» **Description of the task**
What lines below contain the word "Accident"? Please pull each one out.

» **Extracted entries**
################

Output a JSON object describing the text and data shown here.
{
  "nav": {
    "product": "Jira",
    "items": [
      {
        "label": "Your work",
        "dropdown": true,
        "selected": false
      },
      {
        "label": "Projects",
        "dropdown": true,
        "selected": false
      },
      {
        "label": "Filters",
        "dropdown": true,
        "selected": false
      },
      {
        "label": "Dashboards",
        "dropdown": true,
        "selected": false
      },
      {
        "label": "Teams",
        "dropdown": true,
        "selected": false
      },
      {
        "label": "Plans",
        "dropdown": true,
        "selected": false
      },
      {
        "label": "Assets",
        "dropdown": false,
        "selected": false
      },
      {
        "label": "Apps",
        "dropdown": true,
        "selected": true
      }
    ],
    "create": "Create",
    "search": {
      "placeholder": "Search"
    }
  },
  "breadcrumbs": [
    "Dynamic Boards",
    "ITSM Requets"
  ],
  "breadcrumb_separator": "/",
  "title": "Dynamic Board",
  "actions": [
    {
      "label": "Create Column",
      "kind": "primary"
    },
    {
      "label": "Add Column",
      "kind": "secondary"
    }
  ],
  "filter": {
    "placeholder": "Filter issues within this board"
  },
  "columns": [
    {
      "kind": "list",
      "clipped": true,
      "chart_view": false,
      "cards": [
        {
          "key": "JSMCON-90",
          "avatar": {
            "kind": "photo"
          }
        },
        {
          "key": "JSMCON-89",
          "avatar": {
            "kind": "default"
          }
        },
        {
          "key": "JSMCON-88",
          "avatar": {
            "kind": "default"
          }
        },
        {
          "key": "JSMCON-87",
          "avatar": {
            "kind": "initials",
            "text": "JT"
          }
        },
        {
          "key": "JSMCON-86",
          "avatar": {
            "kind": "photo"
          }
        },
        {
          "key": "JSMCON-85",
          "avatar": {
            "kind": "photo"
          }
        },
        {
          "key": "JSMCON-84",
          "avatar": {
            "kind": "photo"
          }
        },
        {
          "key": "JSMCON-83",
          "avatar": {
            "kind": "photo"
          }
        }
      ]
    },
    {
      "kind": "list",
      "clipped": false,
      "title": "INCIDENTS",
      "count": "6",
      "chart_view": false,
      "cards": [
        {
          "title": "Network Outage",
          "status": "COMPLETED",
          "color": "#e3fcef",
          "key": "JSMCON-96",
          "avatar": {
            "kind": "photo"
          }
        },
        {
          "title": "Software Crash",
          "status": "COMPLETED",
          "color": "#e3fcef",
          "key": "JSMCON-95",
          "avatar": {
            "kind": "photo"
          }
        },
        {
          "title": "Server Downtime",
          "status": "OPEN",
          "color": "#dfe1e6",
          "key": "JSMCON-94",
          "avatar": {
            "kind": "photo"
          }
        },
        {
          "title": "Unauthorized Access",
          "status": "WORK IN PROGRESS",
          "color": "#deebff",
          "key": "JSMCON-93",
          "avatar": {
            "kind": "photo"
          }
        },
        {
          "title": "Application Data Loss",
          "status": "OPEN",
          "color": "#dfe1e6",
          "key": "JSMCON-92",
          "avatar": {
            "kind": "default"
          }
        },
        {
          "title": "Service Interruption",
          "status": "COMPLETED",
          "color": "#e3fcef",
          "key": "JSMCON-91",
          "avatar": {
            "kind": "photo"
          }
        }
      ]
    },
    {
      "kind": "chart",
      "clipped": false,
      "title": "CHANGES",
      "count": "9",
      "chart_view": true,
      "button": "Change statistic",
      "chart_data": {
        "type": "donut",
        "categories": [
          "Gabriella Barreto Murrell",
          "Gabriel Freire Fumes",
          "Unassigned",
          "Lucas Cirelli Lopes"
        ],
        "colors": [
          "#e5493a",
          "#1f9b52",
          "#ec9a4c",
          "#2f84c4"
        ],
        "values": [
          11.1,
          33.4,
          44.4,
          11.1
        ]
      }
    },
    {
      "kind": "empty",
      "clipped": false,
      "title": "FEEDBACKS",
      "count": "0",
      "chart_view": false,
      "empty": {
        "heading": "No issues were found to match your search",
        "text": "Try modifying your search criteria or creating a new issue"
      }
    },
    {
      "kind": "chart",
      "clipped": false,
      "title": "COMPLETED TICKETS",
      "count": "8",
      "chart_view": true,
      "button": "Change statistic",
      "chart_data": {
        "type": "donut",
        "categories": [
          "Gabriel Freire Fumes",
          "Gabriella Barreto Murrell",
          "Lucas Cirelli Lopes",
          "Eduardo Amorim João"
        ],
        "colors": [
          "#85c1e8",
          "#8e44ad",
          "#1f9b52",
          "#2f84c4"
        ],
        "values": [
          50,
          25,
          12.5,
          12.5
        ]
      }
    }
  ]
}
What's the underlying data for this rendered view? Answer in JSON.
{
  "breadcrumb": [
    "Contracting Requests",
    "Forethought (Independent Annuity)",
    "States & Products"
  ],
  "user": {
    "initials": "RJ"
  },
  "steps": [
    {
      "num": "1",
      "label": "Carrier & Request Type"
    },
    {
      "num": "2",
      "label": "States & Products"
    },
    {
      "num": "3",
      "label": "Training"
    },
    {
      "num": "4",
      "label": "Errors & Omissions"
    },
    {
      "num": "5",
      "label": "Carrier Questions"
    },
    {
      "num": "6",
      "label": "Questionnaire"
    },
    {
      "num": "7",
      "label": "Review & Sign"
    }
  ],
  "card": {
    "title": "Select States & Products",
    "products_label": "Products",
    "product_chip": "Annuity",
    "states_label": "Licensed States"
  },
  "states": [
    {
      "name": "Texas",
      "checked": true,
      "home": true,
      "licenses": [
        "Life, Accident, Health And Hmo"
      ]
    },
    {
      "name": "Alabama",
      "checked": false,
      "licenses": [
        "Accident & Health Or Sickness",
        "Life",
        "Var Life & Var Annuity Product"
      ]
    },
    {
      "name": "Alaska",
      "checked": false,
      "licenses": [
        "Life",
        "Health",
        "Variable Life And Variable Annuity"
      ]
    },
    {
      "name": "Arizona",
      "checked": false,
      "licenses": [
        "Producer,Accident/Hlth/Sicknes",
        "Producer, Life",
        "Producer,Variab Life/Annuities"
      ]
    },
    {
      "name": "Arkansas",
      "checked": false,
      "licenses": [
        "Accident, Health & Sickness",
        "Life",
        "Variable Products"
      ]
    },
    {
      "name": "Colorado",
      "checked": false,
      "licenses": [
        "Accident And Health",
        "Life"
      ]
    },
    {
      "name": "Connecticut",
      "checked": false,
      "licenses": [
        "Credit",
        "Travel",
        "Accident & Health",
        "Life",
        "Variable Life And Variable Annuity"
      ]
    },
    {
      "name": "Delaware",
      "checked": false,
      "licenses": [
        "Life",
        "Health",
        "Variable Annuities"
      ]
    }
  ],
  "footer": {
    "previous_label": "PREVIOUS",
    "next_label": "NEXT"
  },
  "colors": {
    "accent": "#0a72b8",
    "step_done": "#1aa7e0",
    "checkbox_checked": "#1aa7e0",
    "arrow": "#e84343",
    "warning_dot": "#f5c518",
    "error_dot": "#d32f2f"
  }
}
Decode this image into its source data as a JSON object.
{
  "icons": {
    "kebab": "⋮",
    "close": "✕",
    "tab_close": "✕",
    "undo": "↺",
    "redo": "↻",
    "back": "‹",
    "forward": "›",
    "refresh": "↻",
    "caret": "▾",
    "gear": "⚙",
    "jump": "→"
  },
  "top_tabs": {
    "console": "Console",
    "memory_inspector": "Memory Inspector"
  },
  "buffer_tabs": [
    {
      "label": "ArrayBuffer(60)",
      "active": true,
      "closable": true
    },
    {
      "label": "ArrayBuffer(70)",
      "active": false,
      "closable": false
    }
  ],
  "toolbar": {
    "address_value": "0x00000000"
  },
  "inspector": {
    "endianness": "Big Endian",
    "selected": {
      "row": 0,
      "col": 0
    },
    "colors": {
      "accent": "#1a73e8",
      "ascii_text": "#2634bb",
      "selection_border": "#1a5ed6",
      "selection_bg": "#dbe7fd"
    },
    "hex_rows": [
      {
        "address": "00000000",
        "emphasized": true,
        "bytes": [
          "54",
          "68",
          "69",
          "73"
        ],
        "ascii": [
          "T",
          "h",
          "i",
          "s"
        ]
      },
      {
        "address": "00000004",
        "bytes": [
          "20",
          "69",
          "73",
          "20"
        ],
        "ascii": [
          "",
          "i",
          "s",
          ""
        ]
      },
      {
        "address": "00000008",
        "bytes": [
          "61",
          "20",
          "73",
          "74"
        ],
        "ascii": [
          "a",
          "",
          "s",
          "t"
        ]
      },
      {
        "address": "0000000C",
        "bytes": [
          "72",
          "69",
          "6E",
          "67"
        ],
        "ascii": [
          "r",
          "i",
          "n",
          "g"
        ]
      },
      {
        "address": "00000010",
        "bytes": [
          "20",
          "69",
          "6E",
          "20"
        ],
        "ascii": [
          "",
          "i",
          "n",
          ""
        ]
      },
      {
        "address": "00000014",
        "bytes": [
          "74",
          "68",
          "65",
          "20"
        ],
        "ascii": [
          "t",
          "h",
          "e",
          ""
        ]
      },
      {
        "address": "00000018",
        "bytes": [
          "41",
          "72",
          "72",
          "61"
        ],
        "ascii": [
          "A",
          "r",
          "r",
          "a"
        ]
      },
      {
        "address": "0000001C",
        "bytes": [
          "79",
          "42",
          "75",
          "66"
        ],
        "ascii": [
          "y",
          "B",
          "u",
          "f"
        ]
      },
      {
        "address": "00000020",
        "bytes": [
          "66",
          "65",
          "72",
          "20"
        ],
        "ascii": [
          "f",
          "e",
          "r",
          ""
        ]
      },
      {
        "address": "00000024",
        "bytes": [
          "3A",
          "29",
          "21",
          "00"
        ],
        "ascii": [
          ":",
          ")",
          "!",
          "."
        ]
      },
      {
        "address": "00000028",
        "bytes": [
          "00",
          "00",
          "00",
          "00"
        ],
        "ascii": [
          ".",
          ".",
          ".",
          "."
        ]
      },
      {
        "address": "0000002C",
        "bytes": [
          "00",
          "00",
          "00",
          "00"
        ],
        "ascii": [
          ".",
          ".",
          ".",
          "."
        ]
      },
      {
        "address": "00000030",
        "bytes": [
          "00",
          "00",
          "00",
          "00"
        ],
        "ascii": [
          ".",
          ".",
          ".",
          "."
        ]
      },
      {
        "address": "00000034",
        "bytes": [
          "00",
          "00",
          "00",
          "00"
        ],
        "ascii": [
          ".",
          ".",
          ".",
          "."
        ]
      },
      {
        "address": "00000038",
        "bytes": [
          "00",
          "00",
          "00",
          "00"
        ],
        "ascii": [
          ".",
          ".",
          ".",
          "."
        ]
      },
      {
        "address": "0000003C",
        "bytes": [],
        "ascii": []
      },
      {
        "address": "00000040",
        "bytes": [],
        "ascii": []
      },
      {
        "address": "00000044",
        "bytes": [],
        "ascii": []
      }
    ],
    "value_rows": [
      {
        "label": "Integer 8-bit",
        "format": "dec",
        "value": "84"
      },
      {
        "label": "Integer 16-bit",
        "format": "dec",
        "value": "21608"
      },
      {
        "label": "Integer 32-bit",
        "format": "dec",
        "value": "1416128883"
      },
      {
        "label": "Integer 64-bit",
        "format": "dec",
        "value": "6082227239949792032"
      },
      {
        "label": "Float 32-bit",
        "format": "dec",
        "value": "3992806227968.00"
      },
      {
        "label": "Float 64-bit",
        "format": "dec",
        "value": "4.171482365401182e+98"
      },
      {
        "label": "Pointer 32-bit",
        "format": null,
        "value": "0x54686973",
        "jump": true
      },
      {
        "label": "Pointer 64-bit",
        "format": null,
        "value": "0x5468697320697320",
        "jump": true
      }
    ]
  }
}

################

» **Problem solution**
        "Life, Accident, Health And Hmo"
        "Accident & Health Or Sickness",
        "Producer,Accident/Hlth/Sicknes",
        "Accident, Health & Sickness",
        "Accident And Health",
        "Accident & Health",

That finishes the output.